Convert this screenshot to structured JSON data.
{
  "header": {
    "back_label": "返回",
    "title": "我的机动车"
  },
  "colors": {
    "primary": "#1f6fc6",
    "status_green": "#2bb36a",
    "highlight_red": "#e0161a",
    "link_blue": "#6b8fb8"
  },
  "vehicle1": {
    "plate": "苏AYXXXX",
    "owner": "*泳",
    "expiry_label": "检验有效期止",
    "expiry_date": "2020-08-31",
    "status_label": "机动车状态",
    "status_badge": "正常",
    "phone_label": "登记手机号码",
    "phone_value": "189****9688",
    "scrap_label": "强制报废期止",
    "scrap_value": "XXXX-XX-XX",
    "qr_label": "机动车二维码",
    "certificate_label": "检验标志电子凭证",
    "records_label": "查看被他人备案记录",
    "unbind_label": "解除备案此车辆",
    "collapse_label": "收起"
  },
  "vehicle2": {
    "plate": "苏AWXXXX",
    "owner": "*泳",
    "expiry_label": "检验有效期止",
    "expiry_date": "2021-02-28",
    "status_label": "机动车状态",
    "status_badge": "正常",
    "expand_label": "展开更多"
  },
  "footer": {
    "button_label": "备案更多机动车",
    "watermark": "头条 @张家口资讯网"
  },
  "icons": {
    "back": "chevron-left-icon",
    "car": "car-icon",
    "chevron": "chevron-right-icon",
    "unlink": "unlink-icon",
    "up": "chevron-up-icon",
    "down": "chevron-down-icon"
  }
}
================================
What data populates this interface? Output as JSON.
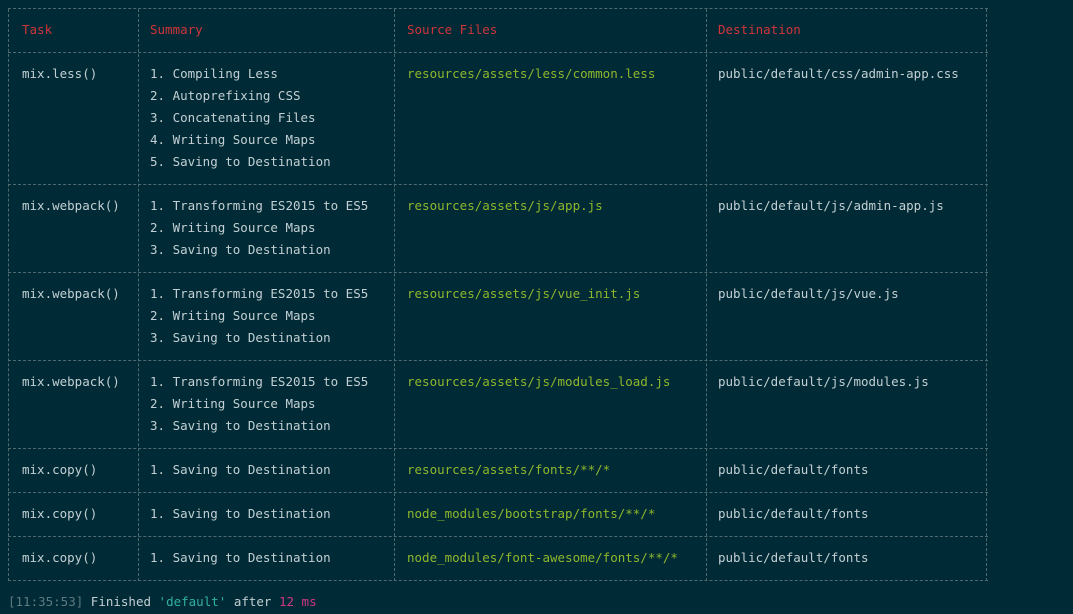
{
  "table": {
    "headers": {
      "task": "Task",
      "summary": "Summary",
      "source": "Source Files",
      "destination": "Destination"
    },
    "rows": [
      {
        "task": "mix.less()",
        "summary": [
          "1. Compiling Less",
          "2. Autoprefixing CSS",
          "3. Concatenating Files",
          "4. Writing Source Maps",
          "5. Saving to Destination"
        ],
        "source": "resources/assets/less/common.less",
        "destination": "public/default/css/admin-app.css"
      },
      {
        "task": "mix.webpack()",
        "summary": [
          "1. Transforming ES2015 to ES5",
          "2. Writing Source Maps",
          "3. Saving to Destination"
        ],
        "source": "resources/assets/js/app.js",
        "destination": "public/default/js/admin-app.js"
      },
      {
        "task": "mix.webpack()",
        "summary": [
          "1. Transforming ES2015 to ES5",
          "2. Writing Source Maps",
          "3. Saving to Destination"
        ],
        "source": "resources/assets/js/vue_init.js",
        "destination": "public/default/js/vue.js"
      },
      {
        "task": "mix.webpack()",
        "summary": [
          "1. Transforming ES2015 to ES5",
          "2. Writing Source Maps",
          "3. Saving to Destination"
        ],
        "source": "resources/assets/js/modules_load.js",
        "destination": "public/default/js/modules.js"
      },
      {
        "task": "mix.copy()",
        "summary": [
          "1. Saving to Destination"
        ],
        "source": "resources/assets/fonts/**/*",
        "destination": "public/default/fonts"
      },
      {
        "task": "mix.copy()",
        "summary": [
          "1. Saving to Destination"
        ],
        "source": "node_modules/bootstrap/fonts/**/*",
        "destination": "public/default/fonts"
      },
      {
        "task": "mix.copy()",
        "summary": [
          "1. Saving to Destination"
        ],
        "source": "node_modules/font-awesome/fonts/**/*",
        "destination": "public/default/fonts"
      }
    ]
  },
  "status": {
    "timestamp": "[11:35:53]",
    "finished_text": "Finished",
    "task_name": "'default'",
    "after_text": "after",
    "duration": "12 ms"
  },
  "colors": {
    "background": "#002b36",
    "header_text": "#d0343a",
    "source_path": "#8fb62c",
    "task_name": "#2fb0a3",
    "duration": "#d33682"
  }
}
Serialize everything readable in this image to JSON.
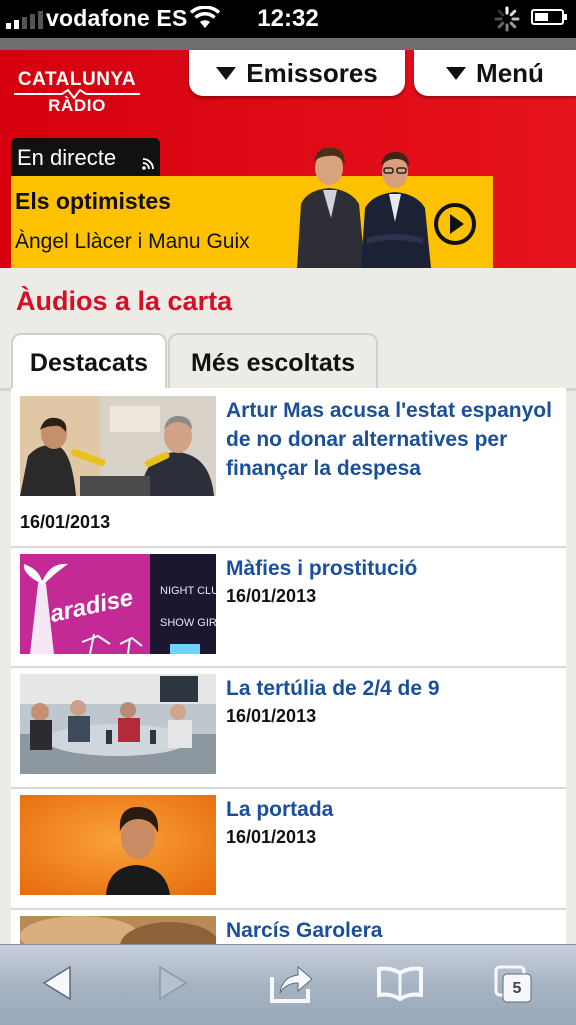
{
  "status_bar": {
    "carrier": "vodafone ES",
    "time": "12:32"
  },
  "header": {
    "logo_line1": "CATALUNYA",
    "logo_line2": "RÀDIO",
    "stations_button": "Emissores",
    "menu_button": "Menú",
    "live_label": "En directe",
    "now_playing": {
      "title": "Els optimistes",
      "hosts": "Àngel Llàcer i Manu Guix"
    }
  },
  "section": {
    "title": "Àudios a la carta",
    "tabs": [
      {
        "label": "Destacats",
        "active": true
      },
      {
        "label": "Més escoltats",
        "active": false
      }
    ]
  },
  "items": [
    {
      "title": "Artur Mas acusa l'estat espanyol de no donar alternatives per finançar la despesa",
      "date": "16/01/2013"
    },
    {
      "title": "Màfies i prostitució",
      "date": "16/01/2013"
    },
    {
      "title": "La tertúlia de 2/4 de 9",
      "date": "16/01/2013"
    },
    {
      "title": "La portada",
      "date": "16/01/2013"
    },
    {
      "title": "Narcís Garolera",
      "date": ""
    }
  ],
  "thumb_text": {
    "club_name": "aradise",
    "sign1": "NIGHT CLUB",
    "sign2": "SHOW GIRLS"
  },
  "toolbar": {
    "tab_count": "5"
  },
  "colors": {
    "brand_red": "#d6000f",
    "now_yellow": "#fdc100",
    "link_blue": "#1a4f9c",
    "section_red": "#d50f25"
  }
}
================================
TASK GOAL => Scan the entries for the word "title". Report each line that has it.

WRITTEN SOLUTION =>
    "title": "我的机动车"
      "title": "Els optimistes",
    "title": "Àudios a la carta",
      "title": "Artur Mas acusa l'estat espanyol de no donar alternatives per finançar la despesa",
      "title": "Màfies i prostitució",
      "title": "La tertúlia de 2/4 de 9",
      "title": "La portada",
      "title": "Narcís Garolera",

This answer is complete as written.